Issues with operation prior to fire
Tufts said Shaffer started dealing with the Department of Environment regarding issues the department had with his operation in November 2015. These discussions continued until the fire occurred.
“He believed that he had permission to conduct the operation as he was doing, which was not correct,” Tufts said. “To be fair, Mr. Shaffer does not offer this as a legal excuse. It appears to be a miscommunication or a lack of diligence or recklessness on his part.”
Tufts said it’s suspected that the cause of the fire was spontaneous combustion, which apparently is not an uncommon occurrence for these types of facilities. Shaffer had earlier testified about a conflict he had with the fire department, which put his employees to work fighting the blaze. Tufts said Shaffer described challenges with the water supply and the necessity to build a road to access the fire.
“Mr. Shaffer became very emotional in describing his efforts around dealing with the fire. It obviously had a great impact on him,” Tufts said.
Shaffer had earlier testified that he was “$400,000 in the hole” as a result of the fire, including $100,000 that he spent fighting the blaze.
Tufts said Shaffer has accepted responsibility for the fire. It appears clear from the evidence that Shaffer was not sorting and separating materials effectively as they came into the facility. Some material that wasn’t permitted in the C&D cell was deposited on top of the cell, which Tufts said compounded the situation when the fire began.

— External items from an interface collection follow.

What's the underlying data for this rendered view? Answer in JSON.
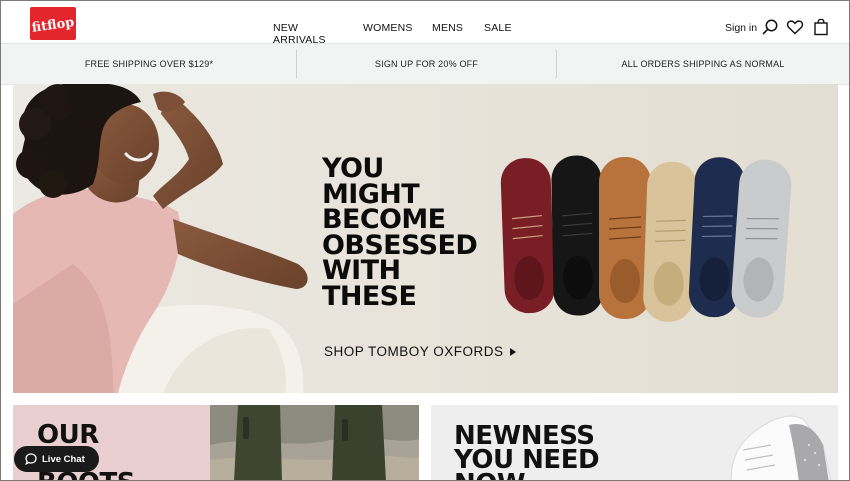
{
  "brand": {
    "logo_text": "fitflop"
  },
  "nav": {
    "items": [
      "NEW ARRIVALS",
      "WOMENS",
      "MENS",
      "SALE"
    ]
  },
  "account": {
    "signin_label": "Sign in"
  },
  "icons": {
    "search": "search-icon",
    "wishlist": "heart-icon",
    "bag": "shopping-bag-icon",
    "chat": "chat-bubble-icon"
  },
  "promo": [
    {
      "text": "FREE SHIPPING OVER $129*"
    },
    {
      "text": "SIGN UP FOR 20% OFF"
    },
    {
      "text": "ALL ORDERS SHIPPING AS NORMAL"
    }
  ],
  "hero": {
    "headline": [
      "YOU",
      "MIGHT",
      "BECOME",
      "OBSESSED",
      "WITH",
      "THESE"
    ],
    "cta_label": "SHOP TOMBOY OXFORDS",
    "shoe_colors": [
      "#7a1e26",
      "#161616",
      "#b8733d",
      "#d8c39b",
      "#1e2c4f",
      "#c9cbcd"
    ]
  },
  "tiles": {
    "left_title": [
      "OUR",
      "",
      "BOOTS"
    ],
    "right_title": [
      "NEWNESS",
      "YOU NEED",
      "NOW"
    ]
  },
  "chat": {
    "label": "Live Chat"
  },
  "colors": {
    "brand_red": "#e3262b",
    "hero_bg": "#e6e2d8",
    "promo_bg": "#f2f3f3",
    "tile_pink": "#e9cfd0"
  }
}
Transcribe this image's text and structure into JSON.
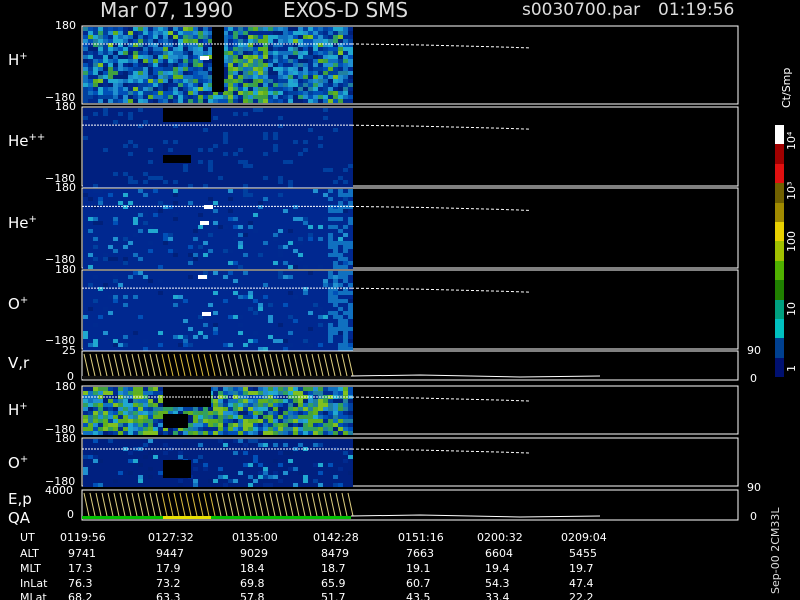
{
  "header": {
    "date": "Mar 07, 1990",
    "instrument": "EXOS-D SMS",
    "file": "s0030700.par",
    "time": "01:19:56"
  },
  "panels": [
    {
      "label": "H",
      "sup": "+",
      "top_tick": "180",
      "bottom_tick": "−180"
    },
    {
      "label": "He",
      "sup": "++",
      "top_tick": "180",
      "bottom_tick": "−180"
    },
    {
      "label": "He",
      "sup": "+",
      "top_tick": "180",
      "bottom_tick": "−180"
    },
    {
      "label": "O",
      "sup": "+",
      "top_tick": "180",
      "bottom_tick": "−180"
    },
    {
      "label": "V,r",
      "sup": "",
      "top_tick": "25",
      "bottom_tick": "0",
      "right_top": "90",
      "right_bottom": "0"
    },
    {
      "label": "H",
      "sup": "+",
      "top_tick": "180",
      "bottom_tick": "−180"
    },
    {
      "label": "O",
      "sup": "+",
      "top_tick": "180",
      "bottom_tick": "−180"
    },
    {
      "label": "E,p",
      "sup": "",
      "label2": "QA",
      "top_tick": "4000",
      "bottom_tick": "0",
      "right_top": "90",
      "right_bottom": "0"
    }
  ],
  "colorbar": {
    "unit": "Ct/Smp",
    "ticks": [
      "10⁴",
      "10³",
      "100",
      "10",
      "1"
    ],
    "colors": [
      "#ffffff",
      "#a00000",
      "#e01010",
      "#706000",
      "#a08a00",
      "#e8d000",
      "#a0c000",
      "#50b000",
      "#208000",
      "#00a080",
      "#00c0c0",
      "#004090",
      "#001070"
    ]
  },
  "side_label": "Sep-00 2CM33L",
  "footer": {
    "row_labels": [
      "UT",
      "ALT",
      "MLT",
      "InLat",
      "MLat"
    ],
    "columns": [
      [
        "0119:56",
        "9741",
        "17.3",
        "76.3",
        "68.2"
      ],
      [
        "0127:32",
        "9447",
        "17.9",
        "73.2",
        "63.3"
      ],
      [
        "0135:00",
        "9029",
        "18.4",
        "69.8",
        "57.8"
      ],
      [
        "0142:28",
        "8479",
        "18.7",
        "65.9",
        "51.7"
      ],
      [
        "0151:16",
        "7663",
        "19.1",
        "60.7",
        "43.5"
      ],
      [
        "0200:32",
        "6604",
        "19.4",
        "54.3",
        "33.4"
      ],
      [
        "0209:04",
        "5455",
        "19.7",
        "47.4",
        "22.2"
      ]
    ]
  },
  "chart_data": {
    "type": "heatmap",
    "title": "Mar 07, 1990   EXOS-D SMS",
    "x_tick_labels": [
      "0119:56",
      "0127:32",
      "0135:00",
      "0142:28",
      "0151:16",
      "0200:32",
      "0209:04"
    ],
    "panels": [
      "H+",
      "He++",
      "He+",
      "O+",
      "V,r",
      "H+",
      "O+",
      "E,p"
    ],
    "angle_range": [
      -180,
      180
    ],
    "colorbar_range": [
      1,
      10000
    ],
    "colorbar_scale": "log",
    "colorbar_unit": "Ct/Smp"
  }
}
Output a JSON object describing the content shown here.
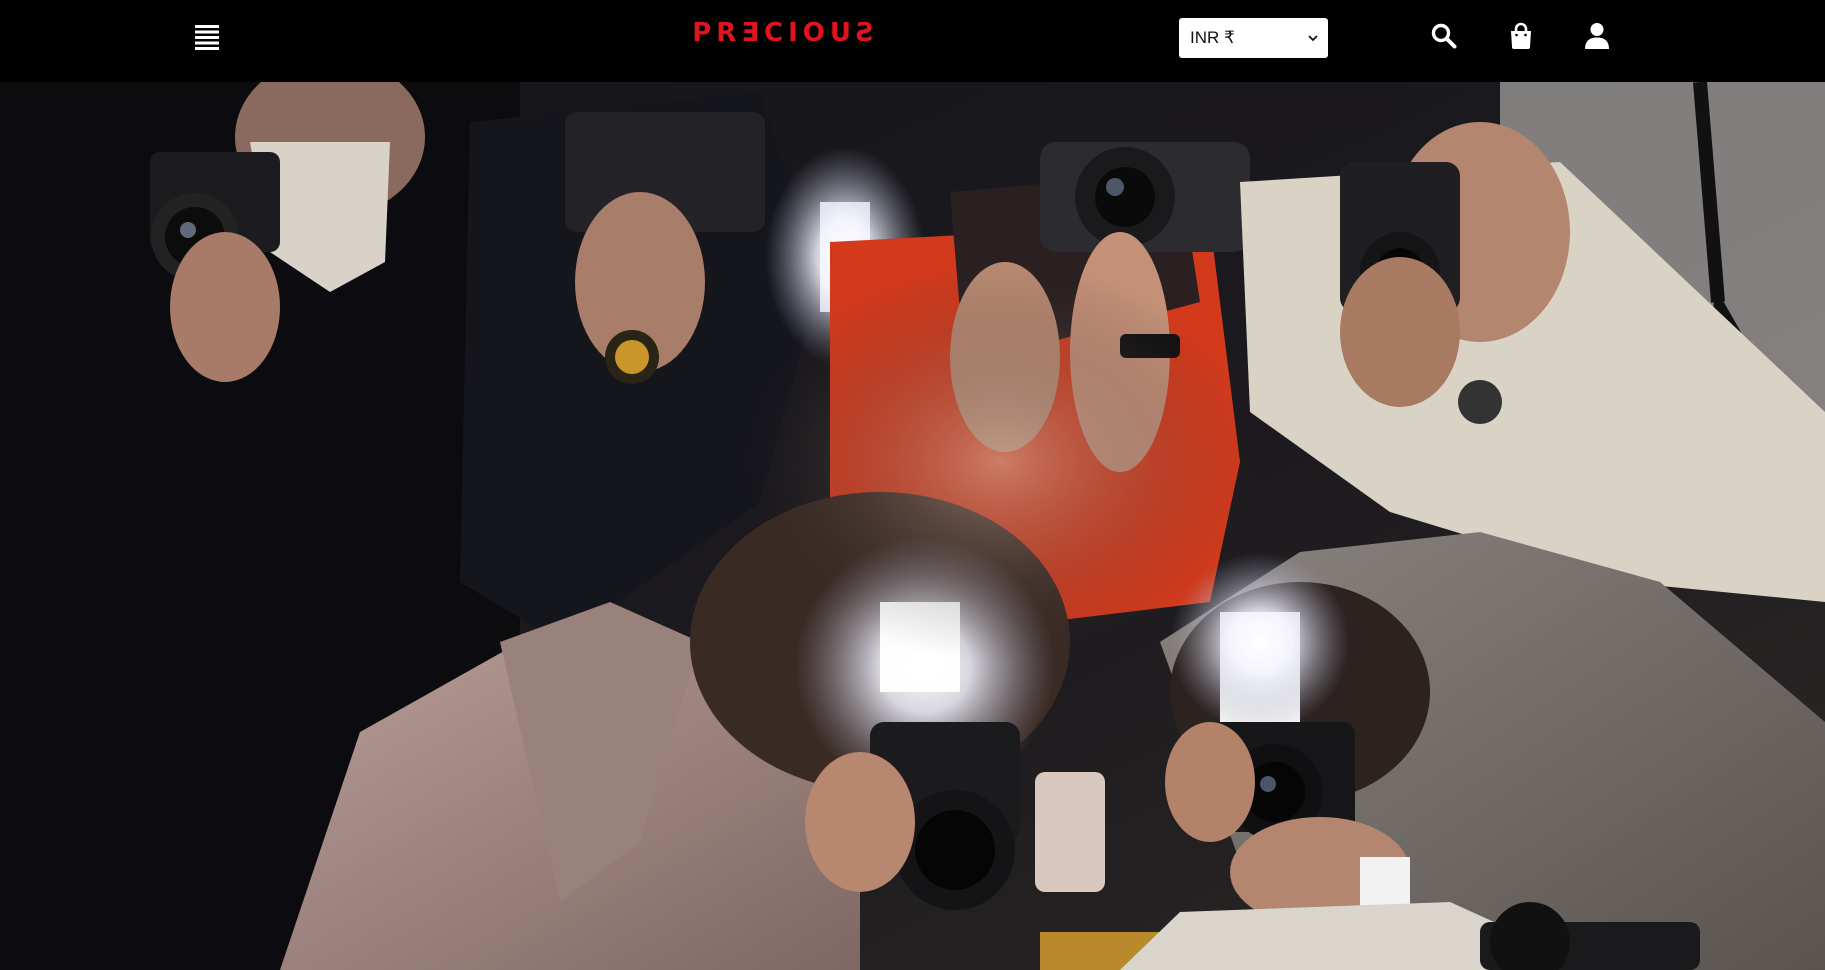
{
  "header": {
    "brand": "PRƎCIOUƧ",
    "currency": {
      "selected": "INR ₹"
    },
    "icons": {
      "menu": "menu-icon",
      "search": "search-icon",
      "cart": "shopping-bag-icon",
      "account": "user-icon",
      "dropdown": "chevron-down-icon"
    },
    "colors": {
      "background": "#000000",
      "brand": "#e0141e",
      "icon": "#ffffff"
    }
  },
  "hero": {
    "image": "photographers-with-cameras-and-flash"
  }
}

Tufts said Shaffer allowed recyclable materials that he wasn’t supposed to keep for longer than 60 days to accumulate. Plastics and other materials that weren’t allowed in the cell hadn’t been sorted out, which presumably Shaffer “would have gotten around to doing.”

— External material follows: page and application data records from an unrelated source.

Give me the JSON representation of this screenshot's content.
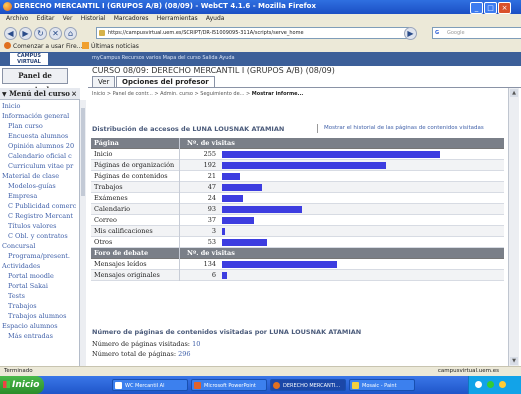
{
  "window": {
    "title": "DERECHO MERCANTIL I (GRUPOS A/B) (08/09) - WebCT 4.1.6 - Mozilla Firefox"
  },
  "menubar": {
    "items": [
      "Archivo",
      "Editar",
      "Ver",
      "Historial",
      "Marcadores",
      "Herramientas",
      "Ayuda"
    ]
  },
  "navbar": {
    "url": "https://campusvirtual.uem.es/SCRIPT/DR-I51009095-311A/scripts/serve_home",
    "search_placeholder": "Google"
  },
  "bookmarks": {
    "items": [
      "Comenzar a usar Fire...",
      "Últimas noticias"
    ]
  },
  "banner": {
    "logo_line1": "CAMPUS",
    "logo_line2": "VIRTUAL",
    "links": "myCampus   Recursos varios   Mapa del curso   Salida   Ayuda"
  },
  "panel_button": "Panel de control",
  "course_title": "CURSO 08/09: DERECHO MERCANTIL I (GRUPOS A/B) (08/09)",
  "tabs": [
    {
      "label": "Ver"
    },
    {
      "label": "Opciones del profesor"
    }
  ],
  "sidebar": {
    "header": "Menú del curso",
    "items": [
      "Inicio",
      "Información general",
      "Plan curso",
      "Encuesta alumnos",
      "Opinión alumnos 20",
      "Calendario oficial c",
      "Curriculum vitae pr",
      "Material de clase",
      "Modelos-guías",
      "Empresa",
      "C Publicidad comerc",
      "C Registro Mercant",
      "Títulos valores",
      "C Obl. y contratos",
      "Concursal",
      "Programa/present.",
      "Actividades",
      "Portal moodle",
      "Portal Sakai",
      "Tests",
      "Trabajos",
      "Trabajos alumnos",
      "Espacio alumnos",
      "Más entradas"
    ]
  },
  "breadcrumb": {
    "path": "Inicio > Panel de contr... > Admin. curso > Seguimiento de... > ",
    "current": "Mostrar informe..."
  },
  "distribution": {
    "title": "Distribución de accesos de LUNA LOUSNAK ATAMIAN",
    "history_link": "Mostrar el historial de las páginas de contenidos visitadas",
    "col_page": "Página",
    "col_visits": "Nº. de visitas",
    "forum_header": "Foro de debate",
    "forum_col_visits": "Nº. de visitas",
    "max_visits": 255
  },
  "chart_data": {
    "type": "bar",
    "title": "Distribución de accesos de LUNA LOUSNAK ATAMIAN",
    "xlabel": "",
    "ylabel": "Nº. de visitas",
    "categories": [
      "Inicio",
      "Páginas de organización",
      "Páginas de contenidos",
      "Trabajos",
      "Exámenes",
      "Calendario",
      "Correo",
      "Mis calificaciones",
      "Otros"
    ],
    "values": [
      255,
      192,
      21,
      47,
      24,
      93,
      37,
      3,
      53
    ],
    "forum": {
      "categories": [
        "Mensajes leídos",
        "Mensajes originales"
      ],
      "values": [
        134,
        6
      ]
    }
  },
  "content_visits": {
    "title": "Número de páginas de contenidos visitadas por LUNA LOUSNAK ATAMIAN",
    "visited_label": "Número de páginas visitadas:",
    "visited_value": "10",
    "total_label": "Número total de páginas:",
    "total_value": "296"
  },
  "status": {
    "left": "Terminado",
    "right": "campusvirtual.uem.es"
  },
  "taskbar": {
    "start": "Inicio",
    "items": [
      "WC Mercantil Al",
      "Microsoft PowerPoint",
      "DERECHO MERCANTI...",
      "Mosaic - Paint"
    ]
  },
  "colors": {
    "bar": "#3d3de0",
    "banner": "#3c5f99",
    "table_header": "#7a7f88"
  }
}
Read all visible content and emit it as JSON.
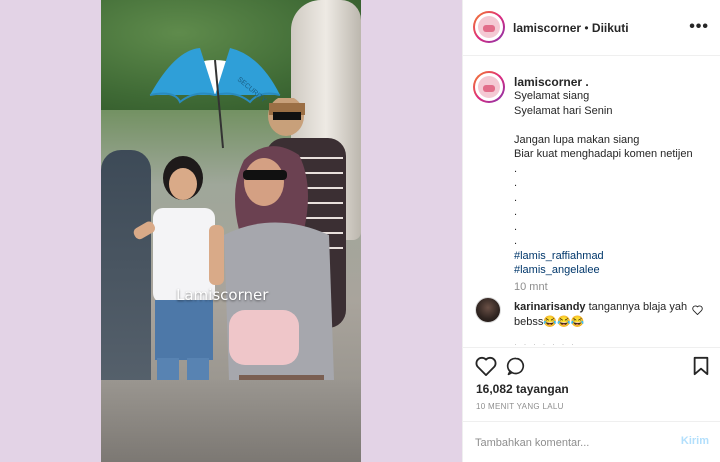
{
  "video": {
    "watermark": "Lamiscorner",
    "umbrella_text": "SECURITY"
  },
  "header": {
    "username": "lamiscorner",
    "separator": " • ",
    "follow_status": "Diikuti",
    "more_icon": "more-horizontal-icon"
  },
  "caption": {
    "username": "lamiscorner .",
    "lines": [
      "Syelamat siang",
      "Syelamat hari Senin",
      "",
      "Jangan lupa makan siang",
      "Biar kuat menghadapi komen netijen",
      ".",
      ".",
      ".",
      ".",
      ".",
      "."
    ],
    "hashtags": [
      "#lamis_raffiahmad",
      "#lamis_angelalee"
    ],
    "time": "10 mnt"
  },
  "comment": {
    "username": "karinarisandy",
    "text": "tangannya blaja yah bebss😂😂😂"
  },
  "actions": {
    "like_icon": "heart-icon",
    "comment_icon": "comment-bubble-icon",
    "save_icon": "bookmark-icon"
  },
  "stats": {
    "views": "16,082 tayangan",
    "ago": "10 MENIT YANG LALU"
  },
  "comment_box": {
    "placeholder": "Tambahkan komentar...",
    "post_label": "Kirim"
  },
  "colors": {
    "background": "#e3d3e6",
    "umbrella_blue": "#2f9fd8",
    "link": "#00376b",
    "post_disabled": "#b2dffc"
  }
}
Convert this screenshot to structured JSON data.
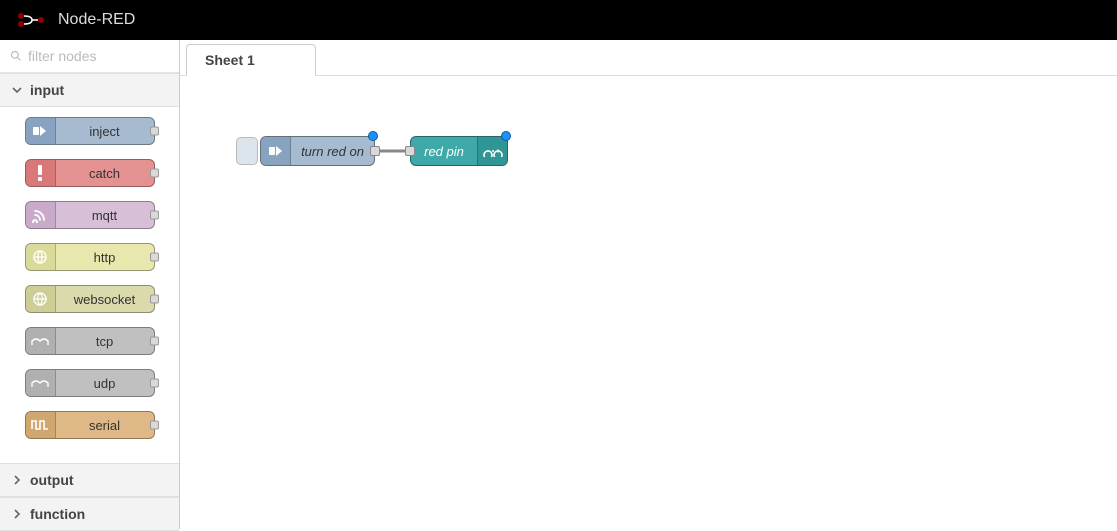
{
  "app": {
    "title": "Node-RED"
  },
  "sidebar": {
    "filter_placeholder": "filter nodes",
    "categories": [
      {
        "name": "input",
        "expanded": true,
        "nodes": [
          {
            "label": "inject",
            "kind": "inject"
          },
          {
            "label": "catch",
            "kind": "catch"
          },
          {
            "label": "mqtt",
            "kind": "mqtt"
          },
          {
            "label": "http",
            "kind": "http"
          },
          {
            "label": "websocket",
            "kind": "websocket"
          },
          {
            "label": "tcp",
            "kind": "tcp"
          },
          {
            "label": "udp",
            "kind": "udp"
          },
          {
            "label": "serial",
            "kind": "serial"
          }
        ]
      },
      {
        "name": "output",
        "expanded": false
      },
      {
        "name": "function",
        "expanded": false
      }
    ]
  },
  "workspace": {
    "tabs": [
      {
        "label": "Sheet 1",
        "active": true
      }
    ],
    "nodes": {
      "inject": {
        "label": "turn red on"
      },
      "arduino": {
        "label": "red pin"
      }
    }
  }
}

Tufts said Shaffer’s dialogue with the Department of Environment wasn’t focused and he had been discussing the situation with them for months before the fire. Tufts said there was a communication gap and a lack of urgency to deal with the variances that were identified.

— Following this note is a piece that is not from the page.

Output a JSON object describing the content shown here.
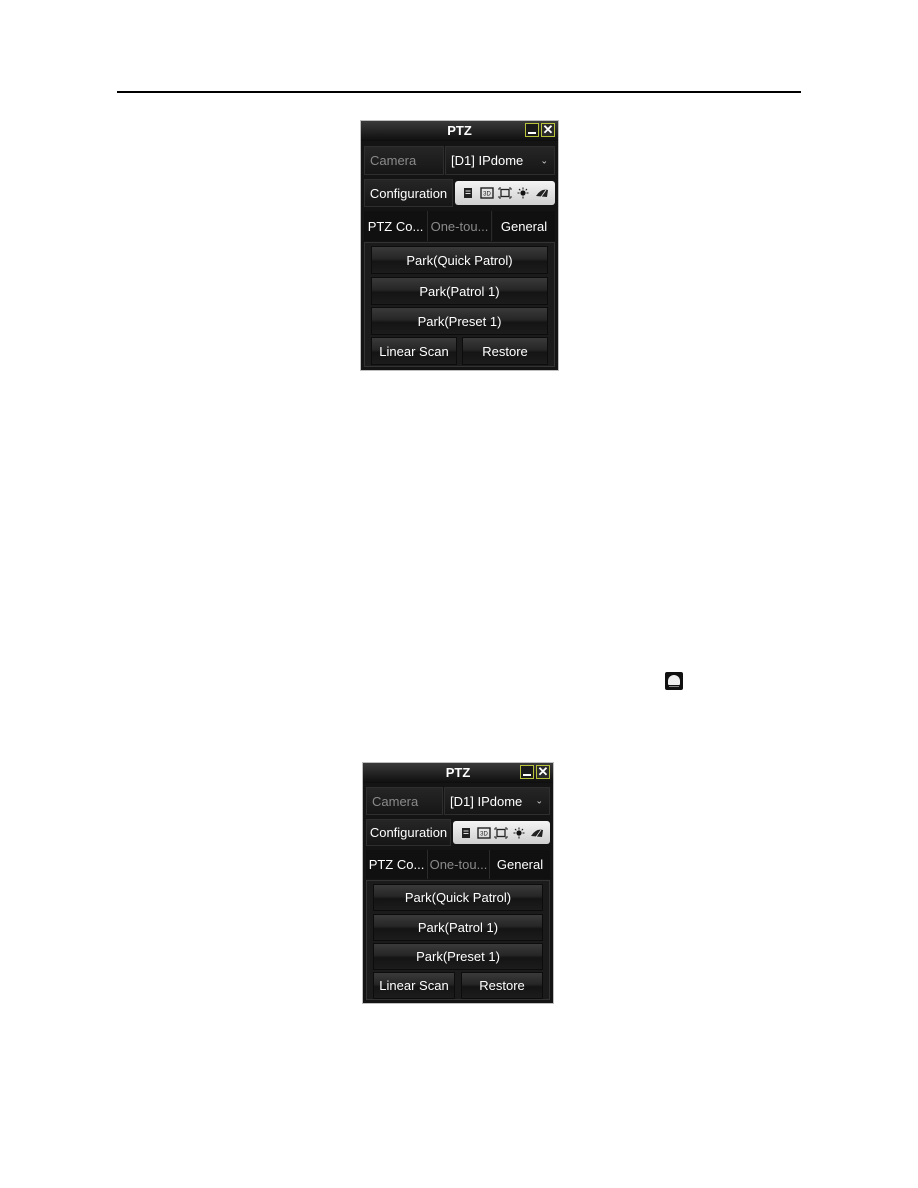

Negligent, not defiant
Tufts said he would characterize Shaffer’s conduct as “negligent” or “reckless” but he was not “defiant” in violating his approval. Shaffer was trying to reuse and recycle items, which Tufts said was admirable, but the accumulation of materials overwhelmed the situation.
Tufts said fines are often linked to the economics of an offending operation but he didn’t hear any evidence on the economic size and sophistication of the subject business. This would be an important part of his analysis. Tufts said fines couldn’t amount to a “license fee” for committing an offence.
Tufts said it isn’t clear how much plastic, rubber and other designated material was present in the cell that caught fire. He accepted Shaffer’s testimony that there weren’t tires in the cell. There were asphalt shingles, which were allowed in the cell but were not permitted to be burned.
He said Shaffer’s failure to cap the cells adequately increased the risk of a fire and made it more difficult to fight the fire. Capping of cells was not done as prescribed with clay but instead wood chips and gravel were used.
There was no effective emergency plan; roads and ponds were not configured as indicated in the site approval; and Shaffer had failed to construct storage sheds. Shaffer also didn’t have adequate monitoring wells.
Tufts said there was no evidence that the soil or groundwater contain leachate coming from items at the site. Testing was ordered by the Department of Environment and conducted by Shaffer but it was inadequate. Tufts said he isn’t sure why the department didn’t take it upon itself to have the testing done to an adequate level to give a clear indication if the environment had been compromised.
Tufts said high levels of arsenic and lead have been detected but couldn’t be attributed to Shaffer’s operation. Tufts said he could speculate on what caused this but it wouldn’t be appropriate to do so.
Derrick Shaffer talks with defence lawyer Chris Manning following Shaffer’s sentencing on Environment Act charges on March 21.